___ LISTED RECORDS
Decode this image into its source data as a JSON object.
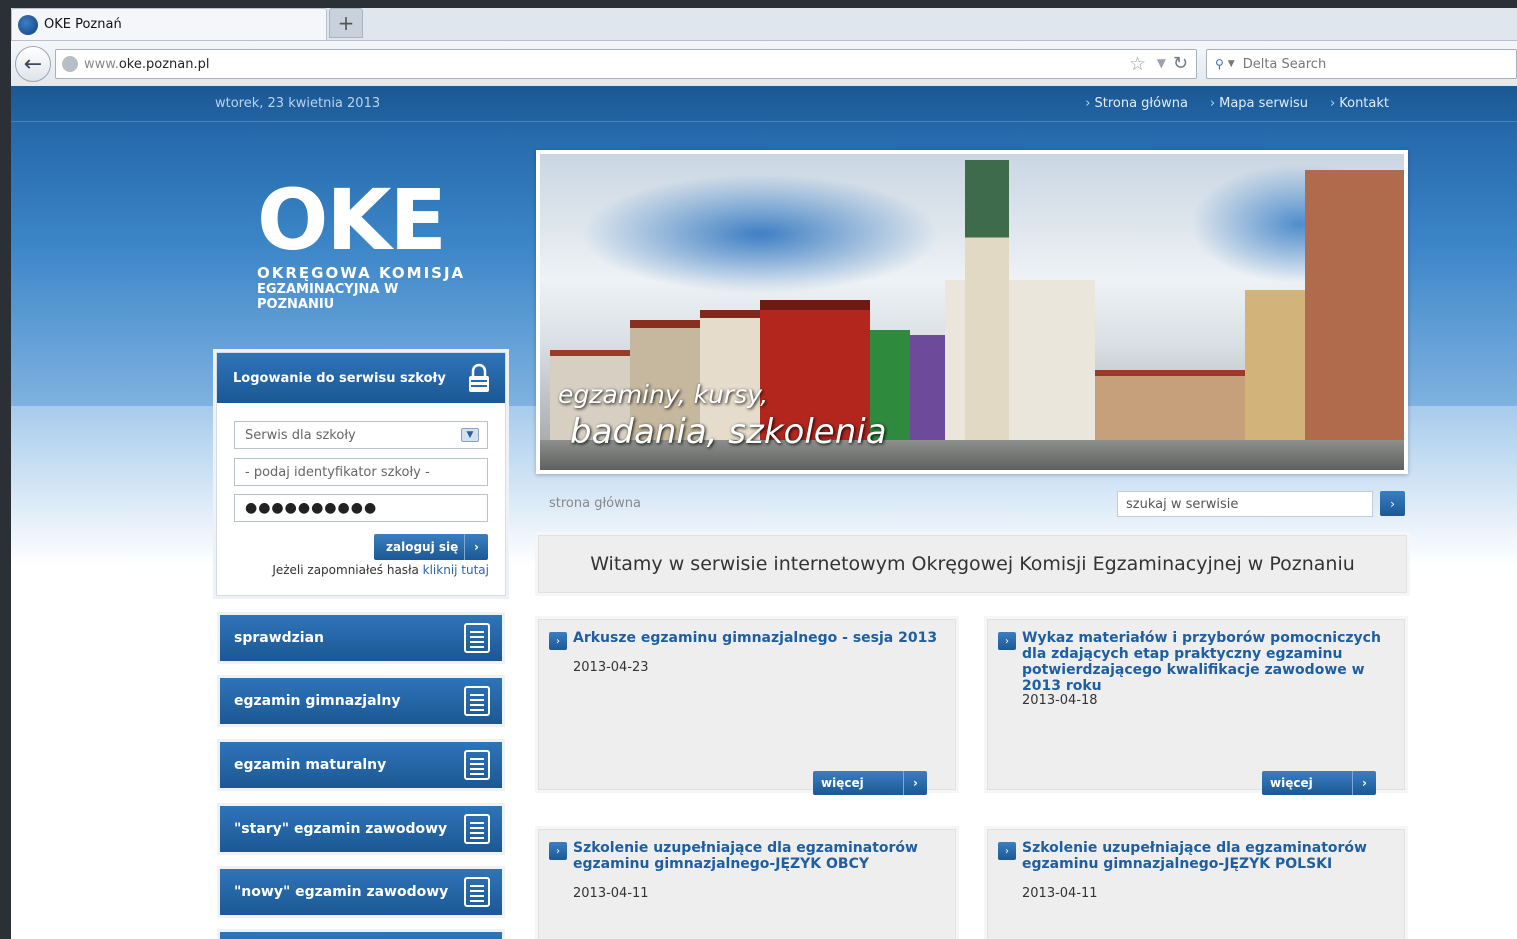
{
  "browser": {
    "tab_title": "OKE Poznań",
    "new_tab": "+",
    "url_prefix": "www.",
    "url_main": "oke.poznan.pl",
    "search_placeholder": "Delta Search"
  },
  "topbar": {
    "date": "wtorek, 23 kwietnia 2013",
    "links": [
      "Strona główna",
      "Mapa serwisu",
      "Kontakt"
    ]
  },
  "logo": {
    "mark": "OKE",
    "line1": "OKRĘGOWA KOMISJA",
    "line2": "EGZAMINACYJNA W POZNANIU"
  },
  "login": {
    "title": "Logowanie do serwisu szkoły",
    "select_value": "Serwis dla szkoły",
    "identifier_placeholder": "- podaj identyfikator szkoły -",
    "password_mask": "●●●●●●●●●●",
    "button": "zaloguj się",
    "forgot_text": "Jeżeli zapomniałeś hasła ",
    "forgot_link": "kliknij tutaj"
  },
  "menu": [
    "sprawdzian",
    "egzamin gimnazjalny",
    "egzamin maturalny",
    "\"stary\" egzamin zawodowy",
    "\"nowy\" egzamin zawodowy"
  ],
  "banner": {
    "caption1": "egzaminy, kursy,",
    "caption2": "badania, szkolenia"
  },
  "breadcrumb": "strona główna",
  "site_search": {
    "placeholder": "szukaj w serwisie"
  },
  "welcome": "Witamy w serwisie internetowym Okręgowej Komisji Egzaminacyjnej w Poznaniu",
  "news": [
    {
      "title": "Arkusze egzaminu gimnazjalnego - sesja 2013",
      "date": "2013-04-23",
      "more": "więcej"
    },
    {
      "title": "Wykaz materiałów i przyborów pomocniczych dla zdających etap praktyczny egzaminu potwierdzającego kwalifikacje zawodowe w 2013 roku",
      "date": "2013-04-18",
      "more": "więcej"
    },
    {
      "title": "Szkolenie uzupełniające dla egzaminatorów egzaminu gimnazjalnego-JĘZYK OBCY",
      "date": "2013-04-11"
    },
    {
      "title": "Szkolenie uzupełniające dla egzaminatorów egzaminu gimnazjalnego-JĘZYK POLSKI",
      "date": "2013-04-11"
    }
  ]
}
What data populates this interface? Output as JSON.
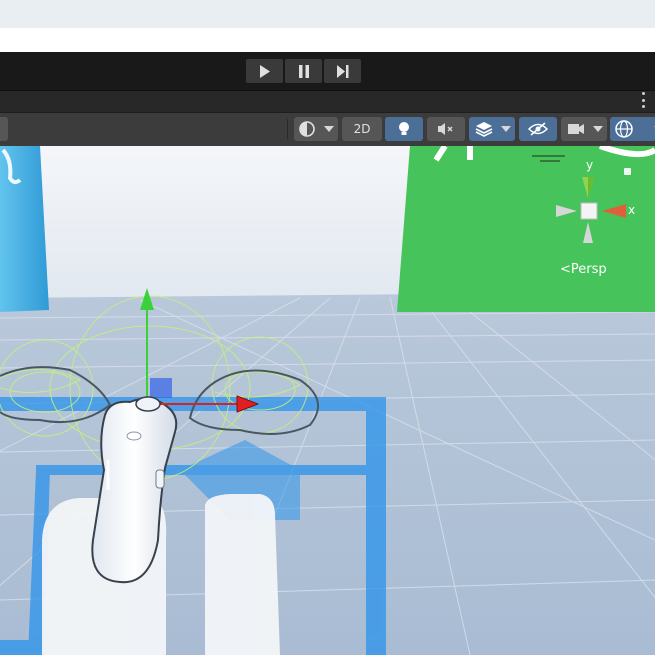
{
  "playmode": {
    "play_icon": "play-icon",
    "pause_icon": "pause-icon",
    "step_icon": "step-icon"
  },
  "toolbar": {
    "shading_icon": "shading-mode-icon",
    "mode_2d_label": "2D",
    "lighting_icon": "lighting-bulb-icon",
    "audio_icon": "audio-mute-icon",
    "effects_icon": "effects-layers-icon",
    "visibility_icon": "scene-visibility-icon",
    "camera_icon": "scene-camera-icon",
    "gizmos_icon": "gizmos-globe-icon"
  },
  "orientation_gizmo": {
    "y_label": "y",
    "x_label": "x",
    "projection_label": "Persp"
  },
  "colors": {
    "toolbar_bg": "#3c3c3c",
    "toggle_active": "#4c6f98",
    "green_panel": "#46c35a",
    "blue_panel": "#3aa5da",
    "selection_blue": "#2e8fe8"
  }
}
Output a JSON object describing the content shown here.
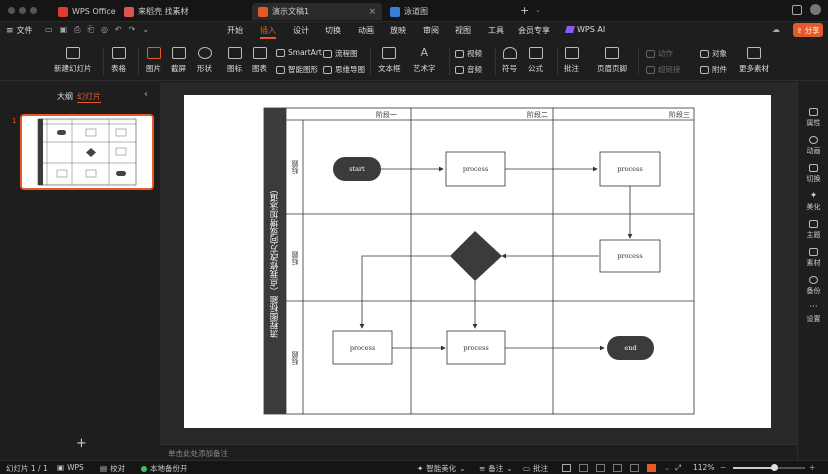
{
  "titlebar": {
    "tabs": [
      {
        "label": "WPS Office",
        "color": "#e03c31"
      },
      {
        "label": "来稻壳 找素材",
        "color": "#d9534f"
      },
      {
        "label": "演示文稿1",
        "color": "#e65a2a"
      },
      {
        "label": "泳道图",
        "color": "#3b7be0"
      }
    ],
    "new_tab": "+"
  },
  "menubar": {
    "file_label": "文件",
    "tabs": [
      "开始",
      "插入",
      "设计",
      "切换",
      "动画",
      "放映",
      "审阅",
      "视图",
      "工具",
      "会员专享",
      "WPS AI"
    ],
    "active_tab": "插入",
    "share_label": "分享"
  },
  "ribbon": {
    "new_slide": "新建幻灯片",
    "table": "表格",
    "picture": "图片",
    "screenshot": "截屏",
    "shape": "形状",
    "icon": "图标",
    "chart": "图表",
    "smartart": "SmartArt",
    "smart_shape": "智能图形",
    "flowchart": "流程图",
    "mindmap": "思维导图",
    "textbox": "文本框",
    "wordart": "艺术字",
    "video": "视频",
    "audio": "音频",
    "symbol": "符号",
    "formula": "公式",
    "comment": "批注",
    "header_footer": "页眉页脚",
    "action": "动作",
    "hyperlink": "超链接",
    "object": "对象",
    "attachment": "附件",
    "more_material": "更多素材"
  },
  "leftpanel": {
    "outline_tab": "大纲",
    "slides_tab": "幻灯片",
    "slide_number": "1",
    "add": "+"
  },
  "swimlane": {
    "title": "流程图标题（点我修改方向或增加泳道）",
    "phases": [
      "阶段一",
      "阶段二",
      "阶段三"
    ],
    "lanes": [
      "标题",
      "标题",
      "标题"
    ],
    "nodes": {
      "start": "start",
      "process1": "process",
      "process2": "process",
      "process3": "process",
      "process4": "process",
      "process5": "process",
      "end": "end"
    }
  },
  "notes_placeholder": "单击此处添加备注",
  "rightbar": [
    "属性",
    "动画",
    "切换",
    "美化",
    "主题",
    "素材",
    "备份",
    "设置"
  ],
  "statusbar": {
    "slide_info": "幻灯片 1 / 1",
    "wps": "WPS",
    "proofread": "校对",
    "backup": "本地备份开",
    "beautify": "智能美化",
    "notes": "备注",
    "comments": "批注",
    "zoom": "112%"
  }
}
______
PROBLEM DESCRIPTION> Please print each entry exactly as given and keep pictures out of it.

WRITTEN SOLUTION>
Decode this image into its source data as a JSON object.
{
  "browser": {
    "tab_title": "OKE Poznań",
    "new_tab": "+",
    "url_prefix": "www.",
    "url_main": "oke.poznan.pl",
    "search_placeholder": "Delta Search"
  },
  "topbar": {
    "date": "wtorek, 23 kwietnia 2013",
    "links": [
      "Strona główna",
      "Mapa serwisu",
      "Kontakt"
    ]
  },
  "logo": {
    "mark": "OKE",
    "line1": "OKRĘGOWA KOMISJA",
    "line2": "EGZAMINACYJNA W POZNANIU"
  },
  "login": {
    "title": "Logowanie do serwisu szkoły",
    "select_value": "Serwis dla szkoły",
    "identifier_placeholder": "- podaj identyfikator szkoły -",
    "password_mask": "●●●●●●●●●●",
    "button": "zaloguj się",
    "forgot_text": "Jeżeli zapomniałeś hasła ",
    "forgot_link": "kliknij tutaj"
  },
  "menu": [
    "sprawdzian",
    "egzamin gimnazjalny",
    "egzamin maturalny",
    "\"stary\" egzamin zawodowy",
    "\"nowy\" egzamin zawodowy"
  ],
  "banner": {
    "caption1": "egzaminy, kursy,",
    "caption2": "badania, szkolenia"
  },
  "breadcrumb": "strona główna",
  "site_search": {
    "placeholder": "szukaj w serwisie"
  },
  "welcome": "Witamy w serwisie internetowym Okręgowej Komisji Egzaminacyjnej w Poznaniu",
  "news": [
    {
      "title": "Arkusze egzaminu gimnazjalnego - sesja 2013",
      "date": "2013-04-23",
      "more": "więcej"
    },
    {
      "title": "Wykaz materiałów i przyborów pomocniczych dla zdających etap praktyczny egzaminu potwierdzającego kwalifikacje zawodowe w 2013 roku",
      "date": "2013-04-18",
      "more": "więcej"
    },
    {
      "title": "Szkolenie uzupełniające dla egzaminatorów egzaminu gimnazjalnego-JĘZYK OBCY",
      "date": "2013-04-11"
    },
    {
      "title": "Szkolenie uzupełniające dla egzaminatorów egzaminu gimnazjalnego-JĘZYK POLSKI",
      "date": "2013-04-11"
    }
  ]
}
What data populates this interface? Output as JSON.
{
  "playmode": {
    "play_icon": "play-icon",
    "pause_icon": "pause-icon",
    "step_icon": "step-icon"
  },
  "toolbar": {
    "shading_icon": "shading-mode-icon",
    "mode_2d_label": "2D",
    "lighting_icon": "lighting-bulb-icon",
    "audio_icon": "audio-mute-icon",
    "effects_icon": "effects-layers-icon",
    "visibility_icon": "scene-visibility-icon",
    "camera_icon": "scene-camera-icon",
    "gizmos_icon": "gizmos-globe-icon"
  },
  "orientation_gizmo": {
    "y_label": "y",
    "x_label": "x",
    "projection_label": "Persp"
  },
  "colors": {
    "toolbar_bg": "#3c3c3c",
    "toggle_active": "#4c6f98",
    "green_panel": "#46c35a",
    "blue_panel": "#3aa5da",
    "selection_blue": "#2e8fe8"
  }
}
Output a JSON object describing the content shown here.
{
  "titlebar": {
    "tabs": [
      {
        "label": "WPS Office",
        "color": "#e03c31"
      },
      {
        "label": "来稻壳 找素材",
        "color": "#d9534f"
      },
      {
        "label": "演示文稿1",
        "color": "#e65a2a"
      },
      {
        "label": "泳道图",
        "color": "#3b7be0"
      }
    ],
    "new_tab": "+"
  },
  "menubar": {
    "file_label": "文件",
    "tabs": [
      "开始",
      "插入",
      "设计",
      "切换",
      "动画",
      "放映",
      "审阅",
      "视图",
      "工具",
      "会员专享",
      "WPS AI"
    ],
    "active_tab": "插入",
    "share_label": "分享"
  },
  "ribbon": {
    "new_slide": "新建幻灯片",
    "table": "表格",
    "picture": "图片",
    "screenshot": "截屏",
    "shape": "形状",
    "icon": "图标",
    "chart": "图表",
    "smartart": "SmartArt",
    "smart_shape": "智能图形",
    "flowchart": "流程图",
    "mindmap": "思维导图",
    "textbox": "文本框",
    "wordart": "艺术字",
    "video": "视频",
    "audio": "音频",
    "symbol": "符号",
    "formula": "公式",
    "comment": "批注",
    "header_footer": "页眉页脚",
    "action": "动作",
    "hyperlink": "超链接",
    "object": "对象",
    "attachment": "附件",
    "more_material": "更多素材"
  },
  "leftpanel": {
    "outline_tab": "大纲",
    "slides_tab": "幻灯片",
    "slide_number": "1",
    "add": "+"
  },
  "swimlane": {
    "title": "流程图标题（点我修改方向或增加泳道）",
    "phases": [
      "阶段一",
      "阶段二",
      "阶段三"
    ],
    "lanes": [
      "标题",
      "标题",
      "标题"
    ],
    "nodes": {
      "start": "start",
      "process1": "process",
      "process2": "process",
      "process3": "process",
      "process4": "process",
      "process5": "process",
      "end": "end"
    }
  },
  "notes_placeholder": "单击此处添加备注",
  "rightbar": [
    "属性",
    "动画",
    "切换",
    "美化",
    "主题",
    "素材",
    "备份",
    "设置"
  ],
  "statusbar": {
    "slide_info": "幻灯片 1 / 1",
    "wps": "WPS",
    "proofread": "校对",
    "backup": "本地备份开",
    "beautify": "智能美化",
    "notes": "备注",
    "comments": "批注",
    "zoom": "112%"
  }
}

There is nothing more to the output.